PROVIDED ENTRIES section start

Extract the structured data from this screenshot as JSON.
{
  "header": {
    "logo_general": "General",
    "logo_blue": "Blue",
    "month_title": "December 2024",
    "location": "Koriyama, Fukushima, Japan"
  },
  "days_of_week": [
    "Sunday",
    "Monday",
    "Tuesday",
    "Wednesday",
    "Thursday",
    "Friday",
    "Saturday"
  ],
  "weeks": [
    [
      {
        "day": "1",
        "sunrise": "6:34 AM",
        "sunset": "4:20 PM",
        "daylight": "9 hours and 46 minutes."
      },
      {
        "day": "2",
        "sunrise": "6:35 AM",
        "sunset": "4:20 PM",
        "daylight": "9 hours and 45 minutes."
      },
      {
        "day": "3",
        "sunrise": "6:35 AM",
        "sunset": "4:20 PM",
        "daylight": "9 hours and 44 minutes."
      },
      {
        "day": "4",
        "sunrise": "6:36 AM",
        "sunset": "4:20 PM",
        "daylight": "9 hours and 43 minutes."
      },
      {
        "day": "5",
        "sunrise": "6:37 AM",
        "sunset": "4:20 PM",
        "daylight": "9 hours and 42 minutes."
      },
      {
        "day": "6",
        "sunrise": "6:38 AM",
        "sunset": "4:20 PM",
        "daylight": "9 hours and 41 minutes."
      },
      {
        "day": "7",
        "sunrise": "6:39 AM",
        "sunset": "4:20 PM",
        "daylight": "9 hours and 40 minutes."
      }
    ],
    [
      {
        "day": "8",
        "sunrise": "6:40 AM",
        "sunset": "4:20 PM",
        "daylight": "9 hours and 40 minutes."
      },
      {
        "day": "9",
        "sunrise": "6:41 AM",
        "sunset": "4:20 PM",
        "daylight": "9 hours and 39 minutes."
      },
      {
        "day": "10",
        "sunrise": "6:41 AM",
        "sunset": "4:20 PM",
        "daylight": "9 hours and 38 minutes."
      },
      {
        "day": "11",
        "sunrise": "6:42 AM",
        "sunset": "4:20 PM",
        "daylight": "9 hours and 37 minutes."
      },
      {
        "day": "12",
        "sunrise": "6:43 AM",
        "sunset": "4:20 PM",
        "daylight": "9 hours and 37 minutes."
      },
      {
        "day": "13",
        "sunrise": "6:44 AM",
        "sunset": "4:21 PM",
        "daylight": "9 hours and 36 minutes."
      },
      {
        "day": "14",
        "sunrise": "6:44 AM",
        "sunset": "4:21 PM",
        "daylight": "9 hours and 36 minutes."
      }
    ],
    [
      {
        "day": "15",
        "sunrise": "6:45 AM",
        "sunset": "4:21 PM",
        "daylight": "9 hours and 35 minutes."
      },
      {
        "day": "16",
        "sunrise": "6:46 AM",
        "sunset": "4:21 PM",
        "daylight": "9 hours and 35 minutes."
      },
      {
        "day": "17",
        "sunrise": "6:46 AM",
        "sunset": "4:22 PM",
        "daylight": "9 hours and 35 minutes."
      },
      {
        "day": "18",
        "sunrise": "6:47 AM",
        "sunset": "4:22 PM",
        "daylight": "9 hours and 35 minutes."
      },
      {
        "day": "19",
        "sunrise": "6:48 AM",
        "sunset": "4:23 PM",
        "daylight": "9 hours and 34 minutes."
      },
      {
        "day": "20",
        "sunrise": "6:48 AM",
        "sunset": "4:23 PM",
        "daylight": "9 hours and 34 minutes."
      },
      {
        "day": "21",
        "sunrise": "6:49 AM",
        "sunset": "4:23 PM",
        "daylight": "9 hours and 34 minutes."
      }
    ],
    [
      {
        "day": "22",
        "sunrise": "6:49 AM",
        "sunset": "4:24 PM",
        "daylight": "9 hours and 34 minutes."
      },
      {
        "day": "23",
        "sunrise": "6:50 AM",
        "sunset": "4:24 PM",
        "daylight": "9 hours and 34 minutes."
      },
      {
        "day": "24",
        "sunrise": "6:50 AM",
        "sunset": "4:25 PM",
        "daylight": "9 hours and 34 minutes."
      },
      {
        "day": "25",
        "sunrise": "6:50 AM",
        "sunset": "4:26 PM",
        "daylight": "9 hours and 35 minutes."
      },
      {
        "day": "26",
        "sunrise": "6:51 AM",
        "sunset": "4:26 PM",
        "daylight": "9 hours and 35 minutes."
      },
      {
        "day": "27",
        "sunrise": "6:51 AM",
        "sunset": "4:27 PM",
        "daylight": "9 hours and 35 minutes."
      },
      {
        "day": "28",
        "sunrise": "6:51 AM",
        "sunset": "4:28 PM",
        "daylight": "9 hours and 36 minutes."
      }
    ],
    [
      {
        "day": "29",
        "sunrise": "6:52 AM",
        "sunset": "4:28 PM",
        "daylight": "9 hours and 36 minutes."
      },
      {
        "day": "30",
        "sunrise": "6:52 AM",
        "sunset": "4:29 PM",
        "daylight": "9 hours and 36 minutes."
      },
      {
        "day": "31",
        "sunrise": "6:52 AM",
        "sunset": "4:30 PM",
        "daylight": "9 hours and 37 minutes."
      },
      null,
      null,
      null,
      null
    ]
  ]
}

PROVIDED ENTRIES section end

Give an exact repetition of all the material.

Extract the structured data from this screenshot as JSON.
{
  "header": {
    "logo_general": "General",
    "logo_blue": "Blue",
    "month_title": "December 2024",
    "location": "Koriyama, Fukushima, Japan"
  },
  "days_of_week": [
    "Sunday",
    "Monday",
    "Tuesday",
    "Wednesday",
    "Thursday",
    "Friday",
    "Saturday"
  ],
  "weeks": [
    [
      {
        "day": "1",
        "sunrise": "6:34 AM",
        "sunset": "4:20 PM",
        "daylight": "9 hours and 46 minutes."
      },
      {
        "day": "2",
        "sunrise": "6:35 AM",
        "sunset": "4:20 PM",
        "daylight": "9 hours and 45 minutes."
      },
      {
        "day": "3",
        "sunrise": "6:35 AM",
        "sunset": "4:20 PM",
        "daylight": "9 hours and 44 minutes."
      },
      {
        "day": "4",
        "sunrise": "6:36 AM",
        "sunset": "4:20 PM",
        "daylight": "9 hours and 43 minutes."
      },
      {
        "day": "5",
        "sunrise": "6:37 AM",
        "sunset": "4:20 PM",
        "daylight": "9 hours and 42 minutes."
      },
      {
        "day": "6",
        "sunrise": "6:38 AM",
        "sunset": "4:20 PM",
        "daylight": "9 hours and 41 minutes."
      },
      {
        "day": "7",
        "sunrise": "6:39 AM",
        "sunset": "4:20 PM",
        "daylight": "9 hours and 40 minutes."
      }
    ],
    [
      {
        "day": "8",
        "sunrise": "6:40 AM",
        "sunset": "4:20 PM",
        "daylight": "9 hours and 40 minutes."
      },
      {
        "day": "9",
        "sunrise": "6:41 AM",
        "sunset": "4:20 PM",
        "daylight": "9 hours and 39 minutes."
      },
      {
        "day": "10",
        "sunrise": "6:41 AM",
        "sunset": "4:20 PM",
        "daylight": "9 hours and 38 minutes."
      },
      {
        "day": "11",
        "sunrise": "6:42 AM",
        "sunset": "4:20 PM",
        "daylight": "9 hours and 37 minutes."
      },
      {
        "day": "12",
        "sunrise": "6:43 AM",
        "sunset": "4:20 PM",
        "daylight": "9 hours and 37 minutes."
      },
      {
        "day": "13",
        "sunrise": "6:44 AM",
        "sunset": "4:21 PM",
        "daylight": "9 hours and 36 minutes."
      },
      {
        "day": "14",
        "sunrise": "6:44 AM",
        "sunset": "4:21 PM",
        "daylight": "9 hours and 36 minutes."
      }
    ],
    [
      {
        "day": "15",
        "sunrise": "6:45 AM",
        "sunset": "4:21 PM",
        "daylight": "9 hours and 35 minutes."
      },
      {
        "day": "16",
        "sunrise": "6:46 AM",
        "sunset": "4:21 PM",
        "daylight": "9 hours and 35 minutes."
      },
      {
        "day": "17",
        "sunrise": "6:46 AM",
        "sunset": "4:22 PM",
        "daylight": "9 hours and 35 minutes."
      },
      {
        "day": "18",
        "sunrise": "6:47 AM",
        "sunset": "4:22 PM",
        "daylight": "9 hours and 35 minutes."
      },
      {
        "day": "19",
        "sunrise": "6:48 AM",
        "sunset": "4:23 PM",
        "daylight": "9 hours and 34 minutes."
      },
      {
        "day": "20",
        "sunrise": "6:48 AM",
        "sunset": "4:23 PM",
        "daylight": "9 hours and 34 minutes."
      },
      {
        "day": "21",
        "sunrise": "6:49 AM",
        "sunset": "4:23 PM",
        "daylight": "9 hours and 34 minutes."
      }
    ],
    [
      {
        "day": "22",
        "sunrise": "6:49 AM",
        "sunset": "4:24 PM",
        "daylight": "9 hours and 34 minutes."
      },
      {
        "day": "23",
        "sunrise": "6:50 AM",
        "sunset": "4:24 PM",
        "daylight": "9 hours and 34 minutes."
      },
      {
        "day": "24",
        "sunrise": "6:50 AM",
        "sunset": "4:25 PM",
        "daylight": "9 hours and 34 minutes."
      },
      {
        "day": "25",
        "sunrise": "6:50 AM",
        "sunset": "4:26 PM",
        "daylight": "9 hours and 35 minutes."
      },
      {
        "day": "26",
        "sunrise": "6:51 AM",
        "sunset": "4:26 PM",
        "daylight": "9 hours and 35 minutes."
      },
      {
        "day": "27",
        "sunrise": "6:51 AM",
        "sunset": "4:27 PM",
        "daylight": "9 hours and 35 minutes."
      },
      {
        "day": "28",
        "sunrise": "6:51 AM",
        "sunset": "4:28 PM",
        "daylight": "9 hours and 36 minutes."
      }
    ],
    [
      {
        "day": "29",
        "sunrise": "6:52 AM",
        "sunset": "4:28 PM",
        "daylight": "9 hours and 36 minutes."
      },
      {
        "day": "30",
        "sunrise": "6:52 AM",
        "sunset": "4:29 PM",
        "daylight": "9 hours and 36 minutes."
      },
      {
        "day": "31",
        "sunrise": "6:52 AM",
        "sunset": "4:30 PM",
        "daylight": "9 hours and 37 minutes."
      },
      null,
      null,
      null,
      null
    ]
  ]
}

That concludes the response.